Rather than harboring unspoken agreements, make explicit requests. “I will babysit your kids every week if you can be available when I occasionally need some help.” “I don’t mind providing for you but I do need some sympathy and understanding that I work long hours in return.” “I will take care of you. I only ask that you treat me kindly.” And to your kids. “I love you. I expect you to behave in a certain way. If you don’t here is what will happen.”
Decide what you will do if the requests are not met. Will you make the request of someone else? Will you let it go, realizing it is not so important? Will you walk away and move towards greener pastures and kinder souls? Will you simply outline the consequence of certain choices.
If the friend you have helped on a daily basis will not help you, you can choose to ask someone else to assist. You can walk away from the friendship, realizing it has been one-side all along. You can simply modify your plans. Only you will know what is true for you. If you children behave in ways that you don’t like, again you have choice. You can drop into your heart and tell them how you feel. You can disown them. Again only you can choose what is honestly in your heart.
This way of living requires great personal responsibility. It requires you to be clear about what you want, courageous enough to express it, and faithful enough to know that if someone can’t meet your requests that the entire universe is there waiting to assist with other alternatives. It is much more work to take responsibility in this way than to simply expect others to conform to your wishes and get upset when they don’t.

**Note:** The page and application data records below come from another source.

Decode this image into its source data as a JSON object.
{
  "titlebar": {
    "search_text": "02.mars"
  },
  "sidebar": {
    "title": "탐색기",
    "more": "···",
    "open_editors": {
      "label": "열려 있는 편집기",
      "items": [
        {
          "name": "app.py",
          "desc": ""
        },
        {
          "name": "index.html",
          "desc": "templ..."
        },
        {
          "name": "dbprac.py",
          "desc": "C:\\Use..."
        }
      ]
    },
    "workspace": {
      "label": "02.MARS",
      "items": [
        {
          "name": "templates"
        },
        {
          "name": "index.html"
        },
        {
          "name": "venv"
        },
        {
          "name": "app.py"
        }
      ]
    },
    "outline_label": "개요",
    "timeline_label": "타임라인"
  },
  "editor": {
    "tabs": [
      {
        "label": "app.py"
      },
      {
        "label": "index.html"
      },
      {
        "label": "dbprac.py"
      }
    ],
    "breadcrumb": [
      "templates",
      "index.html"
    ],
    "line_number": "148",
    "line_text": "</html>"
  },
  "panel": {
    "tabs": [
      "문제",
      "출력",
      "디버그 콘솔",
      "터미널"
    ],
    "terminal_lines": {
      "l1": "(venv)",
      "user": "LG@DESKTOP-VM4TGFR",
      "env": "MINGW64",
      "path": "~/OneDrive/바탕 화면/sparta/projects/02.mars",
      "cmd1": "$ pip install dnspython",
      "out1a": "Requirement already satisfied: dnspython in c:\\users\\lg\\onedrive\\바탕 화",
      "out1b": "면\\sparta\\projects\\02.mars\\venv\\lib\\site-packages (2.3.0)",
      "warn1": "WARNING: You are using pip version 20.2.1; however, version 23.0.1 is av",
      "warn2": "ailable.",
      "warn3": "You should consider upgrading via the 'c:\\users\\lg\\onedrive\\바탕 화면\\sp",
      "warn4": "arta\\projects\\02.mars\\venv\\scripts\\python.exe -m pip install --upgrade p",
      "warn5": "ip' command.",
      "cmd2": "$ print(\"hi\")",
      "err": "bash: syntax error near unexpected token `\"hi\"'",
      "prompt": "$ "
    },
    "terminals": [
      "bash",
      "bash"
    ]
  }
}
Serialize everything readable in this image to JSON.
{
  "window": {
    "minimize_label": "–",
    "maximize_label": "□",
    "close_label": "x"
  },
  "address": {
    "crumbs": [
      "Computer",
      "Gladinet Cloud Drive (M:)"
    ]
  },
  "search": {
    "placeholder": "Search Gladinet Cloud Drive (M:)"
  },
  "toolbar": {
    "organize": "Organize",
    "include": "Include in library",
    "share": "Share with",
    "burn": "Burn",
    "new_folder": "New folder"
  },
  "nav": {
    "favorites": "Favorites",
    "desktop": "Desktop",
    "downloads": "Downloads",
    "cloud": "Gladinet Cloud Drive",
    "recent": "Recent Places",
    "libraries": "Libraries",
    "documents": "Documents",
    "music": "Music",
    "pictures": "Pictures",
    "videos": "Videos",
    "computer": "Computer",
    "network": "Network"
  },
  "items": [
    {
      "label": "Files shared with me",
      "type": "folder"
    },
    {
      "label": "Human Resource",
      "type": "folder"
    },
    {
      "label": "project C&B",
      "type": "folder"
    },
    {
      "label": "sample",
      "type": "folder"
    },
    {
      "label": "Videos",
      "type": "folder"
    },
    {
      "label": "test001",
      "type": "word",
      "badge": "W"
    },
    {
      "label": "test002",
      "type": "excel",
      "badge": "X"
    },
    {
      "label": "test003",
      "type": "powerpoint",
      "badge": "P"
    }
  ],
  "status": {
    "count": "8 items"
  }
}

However, dear ones, if you want to be free, we encourage you to release yourself and others from the bondage of expectations. Engage instead in real, honest, and authentic dialog in which you make explicit requests. Allow yourself to be who you are and want what you want. Allow others to be who they are. In this fashion you will easily see who honestly fits your life, and who doe not.